Work out how many lines in the entries below include the word "label". Give nothing but the number.

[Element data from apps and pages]
==============================

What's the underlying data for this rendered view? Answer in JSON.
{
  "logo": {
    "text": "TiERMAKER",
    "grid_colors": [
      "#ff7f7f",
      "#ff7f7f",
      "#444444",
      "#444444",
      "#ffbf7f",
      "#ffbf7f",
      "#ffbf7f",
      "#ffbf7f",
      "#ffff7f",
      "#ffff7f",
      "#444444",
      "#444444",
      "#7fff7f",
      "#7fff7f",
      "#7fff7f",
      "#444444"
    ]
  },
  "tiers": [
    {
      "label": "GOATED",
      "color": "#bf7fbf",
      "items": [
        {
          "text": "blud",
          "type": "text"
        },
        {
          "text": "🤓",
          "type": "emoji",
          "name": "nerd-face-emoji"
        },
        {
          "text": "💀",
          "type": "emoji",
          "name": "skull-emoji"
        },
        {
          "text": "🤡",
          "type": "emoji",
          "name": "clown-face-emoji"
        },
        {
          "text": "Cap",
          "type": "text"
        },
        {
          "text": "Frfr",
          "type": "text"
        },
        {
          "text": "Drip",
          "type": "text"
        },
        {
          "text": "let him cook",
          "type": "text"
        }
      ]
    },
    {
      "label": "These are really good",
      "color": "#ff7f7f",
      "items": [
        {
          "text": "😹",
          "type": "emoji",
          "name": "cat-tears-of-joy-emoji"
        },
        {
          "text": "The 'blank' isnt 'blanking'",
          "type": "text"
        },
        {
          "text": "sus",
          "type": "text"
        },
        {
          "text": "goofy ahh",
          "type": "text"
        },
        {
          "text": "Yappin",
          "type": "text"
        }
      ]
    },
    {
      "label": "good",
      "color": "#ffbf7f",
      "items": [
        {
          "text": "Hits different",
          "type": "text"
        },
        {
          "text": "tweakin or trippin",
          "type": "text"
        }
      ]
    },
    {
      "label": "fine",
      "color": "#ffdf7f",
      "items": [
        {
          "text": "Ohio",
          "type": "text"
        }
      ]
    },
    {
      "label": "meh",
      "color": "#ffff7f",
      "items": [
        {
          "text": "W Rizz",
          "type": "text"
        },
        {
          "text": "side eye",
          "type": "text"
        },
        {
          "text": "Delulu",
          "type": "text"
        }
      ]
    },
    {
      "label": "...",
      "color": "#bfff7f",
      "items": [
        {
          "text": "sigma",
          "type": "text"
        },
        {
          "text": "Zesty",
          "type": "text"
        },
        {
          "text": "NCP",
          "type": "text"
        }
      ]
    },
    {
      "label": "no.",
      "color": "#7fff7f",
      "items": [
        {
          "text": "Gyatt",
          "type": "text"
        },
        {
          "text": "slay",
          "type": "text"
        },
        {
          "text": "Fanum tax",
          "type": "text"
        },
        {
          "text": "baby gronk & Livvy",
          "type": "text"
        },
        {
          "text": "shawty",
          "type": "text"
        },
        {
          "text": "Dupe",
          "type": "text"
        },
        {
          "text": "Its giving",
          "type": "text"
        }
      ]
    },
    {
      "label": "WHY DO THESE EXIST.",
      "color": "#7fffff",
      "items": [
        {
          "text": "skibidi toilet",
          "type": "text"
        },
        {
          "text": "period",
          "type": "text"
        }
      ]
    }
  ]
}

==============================

** Your response **
8